*** Block opens ***

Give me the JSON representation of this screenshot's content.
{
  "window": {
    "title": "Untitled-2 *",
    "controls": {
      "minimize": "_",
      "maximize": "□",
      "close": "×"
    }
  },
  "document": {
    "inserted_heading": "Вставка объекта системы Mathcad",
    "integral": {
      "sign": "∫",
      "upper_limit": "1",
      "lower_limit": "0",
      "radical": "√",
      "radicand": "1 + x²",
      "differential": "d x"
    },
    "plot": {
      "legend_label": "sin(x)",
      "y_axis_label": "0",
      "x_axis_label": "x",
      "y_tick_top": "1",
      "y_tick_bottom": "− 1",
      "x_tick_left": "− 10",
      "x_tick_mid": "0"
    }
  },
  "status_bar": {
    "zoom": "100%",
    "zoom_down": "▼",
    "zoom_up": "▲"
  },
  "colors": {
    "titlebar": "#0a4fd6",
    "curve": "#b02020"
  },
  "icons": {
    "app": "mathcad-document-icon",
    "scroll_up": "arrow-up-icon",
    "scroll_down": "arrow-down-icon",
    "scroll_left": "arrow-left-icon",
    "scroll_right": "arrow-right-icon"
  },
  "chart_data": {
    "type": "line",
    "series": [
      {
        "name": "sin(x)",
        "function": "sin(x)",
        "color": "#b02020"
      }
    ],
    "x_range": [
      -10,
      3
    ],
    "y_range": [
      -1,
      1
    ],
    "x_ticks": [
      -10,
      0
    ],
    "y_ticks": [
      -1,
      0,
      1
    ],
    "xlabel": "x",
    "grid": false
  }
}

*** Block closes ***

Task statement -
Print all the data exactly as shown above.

Exercise output -
Give me the JSON representation of this screenshot's content.
{
  "window": {
    "title": "Untitled-2 *",
    "controls": {
      "minimize": "_",
      "maximize": "□",
      "close": "×"
    }
  },
  "document": {
    "inserted_heading": "Вставка объекта системы Mathcad",
    "integral": {
      "sign": "∫",
      "upper_limit": "1",
      "lower_limit": "0",
      "radical": "√",
      "radicand": "1 + x²",
      "differential": "d x"
    },
    "plot": {
      "legend_label": "sin(x)",
      "y_axis_label": "0",
      "x_axis_label": "x",
      "y_tick_top": "1",
      "y_tick_bottom": "− 1",
      "x_tick_left": "− 10",
      "x_tick_mid": "0"
    }
  },
  "status_bar": {
    "zoom": "100%",
    "zoom_down": "▼",
    "zoom_up": "▲"
  },
  "colors": {
    "titlebar": "#0a4fd6",
    "curve": "#b02020"
  },
  "icons": {
    "app": "mathcad-document-icon",
    "scroll_up": "arrow-up-icon",
    "scroll_down": "arrow-down-icon",
    "scroll_left": "arrow-left-icon",
    "scroll_right": "arrow-right-icon"
  },
  "chart_data": {
    "type": "line",
    "series": [
      {
        "name": "sin(x)",
        "function": "sin(x)",
        "color": "#b02020"
      }
    ],
    "x_range": [
      -10,
      3
    ],
    "y_range": [
      -1,
      1
    ],
    "x_ticks": [
      -10,
      0
    ],
    "y_ticks": [
      -1,
      0,
      1
    ],
    "xlabel": "x",
    "grid": false
  }
}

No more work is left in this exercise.